**What the task asks**
Repeat the listing exactly as given, omitting every image.

**Provided entries**
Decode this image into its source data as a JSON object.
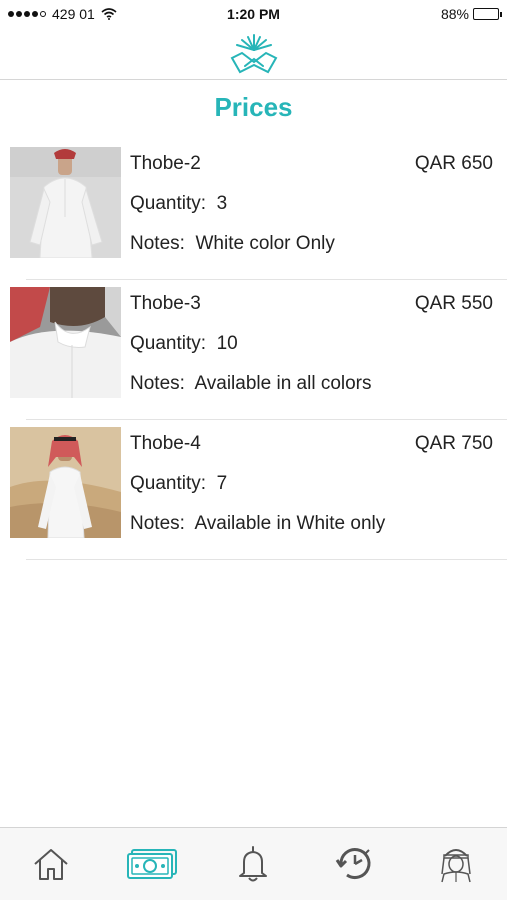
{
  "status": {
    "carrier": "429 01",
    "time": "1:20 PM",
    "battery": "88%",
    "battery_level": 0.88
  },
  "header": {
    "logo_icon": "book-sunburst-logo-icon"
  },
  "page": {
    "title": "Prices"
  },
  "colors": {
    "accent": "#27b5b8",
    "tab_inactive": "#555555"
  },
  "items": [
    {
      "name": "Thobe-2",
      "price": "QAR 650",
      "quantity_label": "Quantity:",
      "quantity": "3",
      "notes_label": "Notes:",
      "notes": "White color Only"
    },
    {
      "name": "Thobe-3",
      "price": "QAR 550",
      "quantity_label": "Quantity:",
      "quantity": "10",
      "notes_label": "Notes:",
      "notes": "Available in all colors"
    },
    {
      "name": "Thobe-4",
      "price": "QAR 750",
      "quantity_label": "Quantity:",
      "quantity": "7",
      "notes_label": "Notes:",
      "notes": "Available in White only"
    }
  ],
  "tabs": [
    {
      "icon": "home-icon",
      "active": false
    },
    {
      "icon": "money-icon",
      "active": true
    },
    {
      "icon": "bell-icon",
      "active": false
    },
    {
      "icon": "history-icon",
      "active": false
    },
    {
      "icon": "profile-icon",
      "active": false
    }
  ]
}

**Exercise response**
Decode this image into its source data as a JSON object.
{
  "status": {
    "carrier": "429 01",
    "time": "1:20 PM",
    "battery": "88%",
    "battery_level": 0.88
  },
  "header": {
    "logo_icon": "book-sunburst-logo-icon"
  },
  "page": {
    "title": "Prices"
  },
  "colors": {
    "accent": "#27b5b8",
    "tab_inactive": "#555555"
  },
  "items": [
    {
      "name": "Thobe-2",
      "price": "QAR 650",
      "quantity_label": "Quantity:",
      "quantity": "3",
      "notes_label": "Notes:",
      "notes": "White color Only"
    },
    {
      "name": "Thobe-3",
      "price": "QAR 550",
      "quantity_label": "Quantity:",
      "quantity": "10",
      "notes_label": "Notes:",
      "notes": "Available in all colors"
    },
    {
      "name": "Thobe-4",
      "price": "QAR 750",
      "quantity_label": "Quantity:",
      "quantity": "7",
      "notes_label": "Notes:",
      "notes": "Available in White only"
    }
  ],
  "tabs": [
    {
      "icon": "home-icon",
      "active": false
    },
    {
      "icon": "money-icon",
      "active": true
    },
    {
      "icon": "bell-icon",
      "active": false
    },
    {
      "icon": "history-icon",
      "active": false
    },
    {
      "icon": "profile-icon",
      "active": false
    }
  ]
}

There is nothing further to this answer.